Exercise brief: Return the number of lines below with "JSON" in them, and nothing else.

─── Material shown ───

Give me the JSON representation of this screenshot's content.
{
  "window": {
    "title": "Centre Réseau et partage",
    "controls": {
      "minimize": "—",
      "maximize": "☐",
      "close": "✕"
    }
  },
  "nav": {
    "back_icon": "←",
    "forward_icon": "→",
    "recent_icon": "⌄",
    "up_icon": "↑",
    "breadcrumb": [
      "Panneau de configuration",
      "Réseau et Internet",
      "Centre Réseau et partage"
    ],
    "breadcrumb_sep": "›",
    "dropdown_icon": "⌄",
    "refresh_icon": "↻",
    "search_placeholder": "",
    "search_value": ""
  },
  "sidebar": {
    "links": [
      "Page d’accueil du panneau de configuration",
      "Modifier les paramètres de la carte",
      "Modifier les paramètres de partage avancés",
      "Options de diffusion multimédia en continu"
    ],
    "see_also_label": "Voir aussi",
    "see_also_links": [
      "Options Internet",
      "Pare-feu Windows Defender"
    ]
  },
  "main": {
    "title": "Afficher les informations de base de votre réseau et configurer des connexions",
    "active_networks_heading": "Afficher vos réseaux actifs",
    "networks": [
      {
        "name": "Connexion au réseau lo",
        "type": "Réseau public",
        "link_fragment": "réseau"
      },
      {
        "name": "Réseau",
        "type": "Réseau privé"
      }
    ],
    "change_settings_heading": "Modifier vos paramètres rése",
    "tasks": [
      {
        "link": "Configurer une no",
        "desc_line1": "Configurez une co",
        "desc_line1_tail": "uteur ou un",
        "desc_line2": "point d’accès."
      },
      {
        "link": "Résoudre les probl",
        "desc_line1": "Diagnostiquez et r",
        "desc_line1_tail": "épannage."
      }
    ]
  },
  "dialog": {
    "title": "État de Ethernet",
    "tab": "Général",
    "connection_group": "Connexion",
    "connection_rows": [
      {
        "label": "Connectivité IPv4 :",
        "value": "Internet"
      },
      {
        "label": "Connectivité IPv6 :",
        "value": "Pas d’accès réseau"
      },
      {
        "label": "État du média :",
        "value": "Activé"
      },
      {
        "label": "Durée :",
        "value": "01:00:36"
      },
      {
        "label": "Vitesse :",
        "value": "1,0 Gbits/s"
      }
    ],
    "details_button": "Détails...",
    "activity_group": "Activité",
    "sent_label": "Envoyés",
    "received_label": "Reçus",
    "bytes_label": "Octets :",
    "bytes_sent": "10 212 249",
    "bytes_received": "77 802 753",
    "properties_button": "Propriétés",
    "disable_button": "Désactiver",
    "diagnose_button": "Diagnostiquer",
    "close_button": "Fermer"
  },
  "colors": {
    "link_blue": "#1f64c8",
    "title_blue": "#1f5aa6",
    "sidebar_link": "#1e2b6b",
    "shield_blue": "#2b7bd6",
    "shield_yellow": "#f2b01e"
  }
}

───
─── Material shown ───

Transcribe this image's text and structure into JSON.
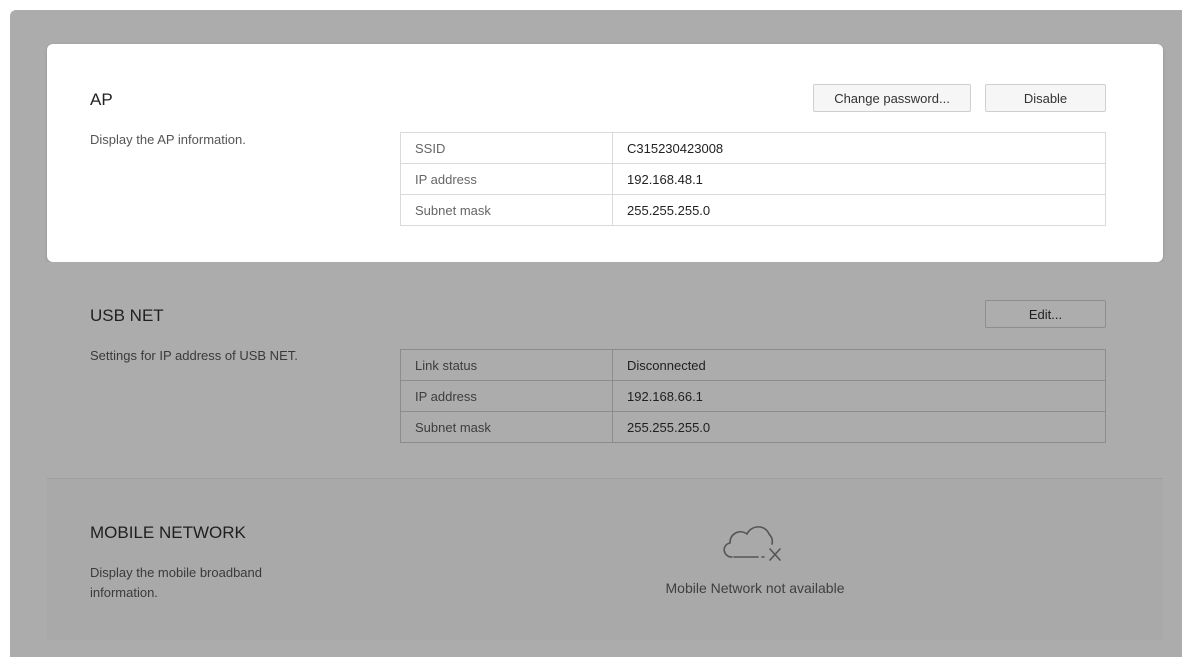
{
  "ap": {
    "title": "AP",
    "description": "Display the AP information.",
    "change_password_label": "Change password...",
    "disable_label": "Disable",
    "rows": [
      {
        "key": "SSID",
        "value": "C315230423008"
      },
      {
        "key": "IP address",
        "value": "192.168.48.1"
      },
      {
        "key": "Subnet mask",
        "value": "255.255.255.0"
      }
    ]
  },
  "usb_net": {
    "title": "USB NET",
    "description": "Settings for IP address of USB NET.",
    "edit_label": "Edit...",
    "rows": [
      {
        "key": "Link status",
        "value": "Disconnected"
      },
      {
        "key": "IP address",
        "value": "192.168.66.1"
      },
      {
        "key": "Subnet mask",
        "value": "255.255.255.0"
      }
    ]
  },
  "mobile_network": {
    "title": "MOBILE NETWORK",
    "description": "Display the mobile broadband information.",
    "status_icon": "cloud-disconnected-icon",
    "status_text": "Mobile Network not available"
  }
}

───

Exercise answer: 2